Some baseball executives, including Houston Astros owner Jim Crane, have attributed MLB’s recent free agency slowdown to the rise of predictive analytics that have made many MLB front offices reluctant to shell out lucrative long-term deals to players whose production could decline as they age. But the sudden spending cooldown may have more to do with the way franchises are earning revenue, according to Stephen Walters, an economics professor at Loyola University in Maryland and consultant to multiple MLB teams.
“I think it's because an increasing share of industry revenue is being generated 'nationally' rather than ‘locally,'” Walters told FOX Business. “For example, every team gets its 1/30th share of the loot from the national TV contracts and web-based media whether they win 65 games or 95 games. So when those mid-tier players are on the market, teams will ask whether the extra wins they might add will really generate much added local revenue from tickets and concessions or not.”
This offseason proved that MLB teams are still willing to pay top dollar for free agents who combine strong production on the field with established national awareness among fans. Trout’s $430 million contract extension with the Los Angeles Angels set a new record for professional sports, while Harper’s $330 million deal with the Philadelphia Phillies and Manny Machado’s $300 million contract with the San Diego Padres also upended the high end of the market.
Free-agent pitchers Craig Kimbrel (left) and Dallas Keuchel (Getty)

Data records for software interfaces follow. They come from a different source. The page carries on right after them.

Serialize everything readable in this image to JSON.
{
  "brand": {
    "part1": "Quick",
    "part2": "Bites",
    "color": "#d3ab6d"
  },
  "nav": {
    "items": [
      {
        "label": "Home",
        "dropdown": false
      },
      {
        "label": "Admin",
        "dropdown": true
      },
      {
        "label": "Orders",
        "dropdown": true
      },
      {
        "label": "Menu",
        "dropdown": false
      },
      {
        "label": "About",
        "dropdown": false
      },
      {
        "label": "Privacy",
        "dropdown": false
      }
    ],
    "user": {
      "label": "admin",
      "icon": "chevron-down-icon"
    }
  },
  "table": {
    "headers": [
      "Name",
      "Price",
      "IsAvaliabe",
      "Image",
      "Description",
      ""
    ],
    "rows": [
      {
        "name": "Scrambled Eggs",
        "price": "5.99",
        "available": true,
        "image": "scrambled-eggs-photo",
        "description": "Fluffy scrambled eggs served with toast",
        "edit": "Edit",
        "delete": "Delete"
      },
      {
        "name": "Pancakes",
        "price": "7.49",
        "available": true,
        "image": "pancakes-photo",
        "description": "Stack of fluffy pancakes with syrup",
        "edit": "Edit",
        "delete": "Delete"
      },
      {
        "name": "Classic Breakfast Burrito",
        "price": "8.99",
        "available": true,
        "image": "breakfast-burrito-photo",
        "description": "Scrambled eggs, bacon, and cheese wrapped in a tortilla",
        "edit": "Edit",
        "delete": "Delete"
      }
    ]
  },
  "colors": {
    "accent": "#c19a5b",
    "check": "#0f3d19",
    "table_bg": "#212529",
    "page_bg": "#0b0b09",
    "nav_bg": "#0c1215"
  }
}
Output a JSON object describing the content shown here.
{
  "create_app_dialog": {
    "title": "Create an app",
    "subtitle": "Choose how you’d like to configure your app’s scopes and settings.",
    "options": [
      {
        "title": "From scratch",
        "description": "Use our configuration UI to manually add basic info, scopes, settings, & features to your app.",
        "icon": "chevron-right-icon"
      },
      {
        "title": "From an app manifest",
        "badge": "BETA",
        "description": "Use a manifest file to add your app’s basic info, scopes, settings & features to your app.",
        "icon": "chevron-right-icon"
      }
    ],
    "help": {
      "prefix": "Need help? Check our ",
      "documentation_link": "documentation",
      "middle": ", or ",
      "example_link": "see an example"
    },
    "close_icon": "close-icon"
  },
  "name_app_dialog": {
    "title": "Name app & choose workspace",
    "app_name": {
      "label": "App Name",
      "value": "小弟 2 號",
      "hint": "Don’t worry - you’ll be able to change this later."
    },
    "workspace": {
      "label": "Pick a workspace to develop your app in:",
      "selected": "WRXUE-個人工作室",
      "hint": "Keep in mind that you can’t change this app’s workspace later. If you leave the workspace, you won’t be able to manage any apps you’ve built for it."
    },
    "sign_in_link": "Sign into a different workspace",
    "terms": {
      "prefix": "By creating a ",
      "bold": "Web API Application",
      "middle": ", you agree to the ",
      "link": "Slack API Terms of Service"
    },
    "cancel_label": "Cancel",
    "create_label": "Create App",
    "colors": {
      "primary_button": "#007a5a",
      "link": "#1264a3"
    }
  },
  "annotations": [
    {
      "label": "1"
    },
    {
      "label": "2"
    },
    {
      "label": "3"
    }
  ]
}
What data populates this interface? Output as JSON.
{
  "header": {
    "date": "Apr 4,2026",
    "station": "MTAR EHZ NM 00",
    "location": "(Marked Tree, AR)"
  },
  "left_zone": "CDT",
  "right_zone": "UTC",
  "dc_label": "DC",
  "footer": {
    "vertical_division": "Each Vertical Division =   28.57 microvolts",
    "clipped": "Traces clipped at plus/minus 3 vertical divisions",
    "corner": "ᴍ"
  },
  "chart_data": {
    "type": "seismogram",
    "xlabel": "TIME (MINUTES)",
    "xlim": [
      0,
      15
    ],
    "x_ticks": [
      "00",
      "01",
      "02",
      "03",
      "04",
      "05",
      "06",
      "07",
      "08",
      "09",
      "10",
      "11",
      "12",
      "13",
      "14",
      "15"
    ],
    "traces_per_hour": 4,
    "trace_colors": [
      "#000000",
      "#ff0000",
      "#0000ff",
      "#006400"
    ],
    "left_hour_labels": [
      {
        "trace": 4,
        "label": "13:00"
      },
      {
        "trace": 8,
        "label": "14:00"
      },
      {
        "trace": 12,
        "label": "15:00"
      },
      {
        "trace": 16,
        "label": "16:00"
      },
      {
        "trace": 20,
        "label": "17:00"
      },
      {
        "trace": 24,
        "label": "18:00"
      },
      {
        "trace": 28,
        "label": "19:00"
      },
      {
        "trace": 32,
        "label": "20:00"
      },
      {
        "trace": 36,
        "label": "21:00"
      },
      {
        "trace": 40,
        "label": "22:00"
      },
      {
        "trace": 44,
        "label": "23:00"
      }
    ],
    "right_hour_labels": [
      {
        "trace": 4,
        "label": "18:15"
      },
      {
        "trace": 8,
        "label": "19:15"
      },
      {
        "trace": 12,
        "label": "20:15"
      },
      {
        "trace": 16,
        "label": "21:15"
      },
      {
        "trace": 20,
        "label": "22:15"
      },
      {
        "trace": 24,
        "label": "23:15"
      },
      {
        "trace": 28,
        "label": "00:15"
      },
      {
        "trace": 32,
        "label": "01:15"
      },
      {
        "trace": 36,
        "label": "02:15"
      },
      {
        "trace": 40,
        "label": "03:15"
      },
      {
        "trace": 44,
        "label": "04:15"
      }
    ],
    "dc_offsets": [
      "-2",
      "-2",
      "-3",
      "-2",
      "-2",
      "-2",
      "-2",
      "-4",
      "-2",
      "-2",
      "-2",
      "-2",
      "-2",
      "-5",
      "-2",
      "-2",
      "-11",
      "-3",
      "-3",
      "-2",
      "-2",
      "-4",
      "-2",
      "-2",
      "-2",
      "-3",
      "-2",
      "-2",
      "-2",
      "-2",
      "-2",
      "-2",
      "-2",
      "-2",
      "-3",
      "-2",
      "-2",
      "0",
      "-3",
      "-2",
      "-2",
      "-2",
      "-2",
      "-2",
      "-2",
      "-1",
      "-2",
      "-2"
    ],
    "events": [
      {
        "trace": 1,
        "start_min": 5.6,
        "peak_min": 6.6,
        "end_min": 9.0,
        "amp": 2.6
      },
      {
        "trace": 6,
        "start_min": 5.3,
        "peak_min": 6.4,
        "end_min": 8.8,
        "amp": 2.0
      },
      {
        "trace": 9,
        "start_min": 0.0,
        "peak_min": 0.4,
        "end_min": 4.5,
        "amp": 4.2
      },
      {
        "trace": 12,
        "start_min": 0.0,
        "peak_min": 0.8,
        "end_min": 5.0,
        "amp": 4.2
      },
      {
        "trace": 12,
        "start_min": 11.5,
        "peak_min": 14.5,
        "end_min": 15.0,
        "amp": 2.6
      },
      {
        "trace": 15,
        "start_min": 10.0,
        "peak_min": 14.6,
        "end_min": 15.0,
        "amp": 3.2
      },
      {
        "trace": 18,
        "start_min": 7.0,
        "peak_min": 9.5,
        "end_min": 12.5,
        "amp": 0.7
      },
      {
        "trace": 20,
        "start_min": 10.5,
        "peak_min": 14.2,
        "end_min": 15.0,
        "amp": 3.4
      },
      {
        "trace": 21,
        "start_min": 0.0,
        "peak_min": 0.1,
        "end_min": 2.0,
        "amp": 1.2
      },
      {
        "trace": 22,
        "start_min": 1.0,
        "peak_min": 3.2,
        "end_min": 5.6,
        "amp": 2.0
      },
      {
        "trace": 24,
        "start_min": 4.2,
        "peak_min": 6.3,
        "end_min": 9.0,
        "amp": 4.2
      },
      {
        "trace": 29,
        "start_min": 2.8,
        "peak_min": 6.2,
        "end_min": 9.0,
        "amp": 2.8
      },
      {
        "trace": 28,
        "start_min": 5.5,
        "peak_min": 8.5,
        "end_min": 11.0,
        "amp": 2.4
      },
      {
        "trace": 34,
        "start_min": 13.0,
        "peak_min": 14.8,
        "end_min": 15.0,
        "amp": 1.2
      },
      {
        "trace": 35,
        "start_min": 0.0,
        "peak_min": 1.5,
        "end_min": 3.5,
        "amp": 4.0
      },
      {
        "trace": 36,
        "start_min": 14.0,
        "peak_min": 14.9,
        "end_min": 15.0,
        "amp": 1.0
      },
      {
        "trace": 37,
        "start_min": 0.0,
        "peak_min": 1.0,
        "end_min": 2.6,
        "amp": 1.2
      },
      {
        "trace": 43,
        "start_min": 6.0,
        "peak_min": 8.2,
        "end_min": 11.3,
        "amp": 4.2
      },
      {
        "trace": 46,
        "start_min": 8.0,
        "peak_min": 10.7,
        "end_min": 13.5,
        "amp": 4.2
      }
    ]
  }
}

But Keuchel’s and Kimbrel’s continued unemployment highlights a growing trend in MLB free agency, where players capable of All-Star output are signing deals much later in the offseason, for much less money than the market previously suggested – or not signing deals at all. The trend led MLB Players Association Executive Director Tony Clark to accuse teams of a “two-year attack on free agency” in a fiery statement in February.
Crane, the Astros owner, said in January that he doesn’t expect many players to receive the long-term deals that once typified MLB free agency in the future.
“I think that teams are very focused on value, and some of the deals that have been thrown out with Harper and Machado I think are long-term deals,” Crane said, according to the New York Post. “I don’t think that you’ll see too many more 10-year deals in this business anymore because the analytics are so good and a lot of those deals never work.”
The state of free agency is expected to be a major point of debate as player union representatives and MLB officials debate terms of a new collective bargaining agreement when the current deal expires in 2021. In the meantime, mid-tier free agents will likely struggle to find deals befitting their perceived value.
“Unless a good-but-less-famous guy is the missing piece that will put a team across the threshold of a post-season slot, his market is likely to be a lot cooler: fewer bidders, lower prices,” Walters said.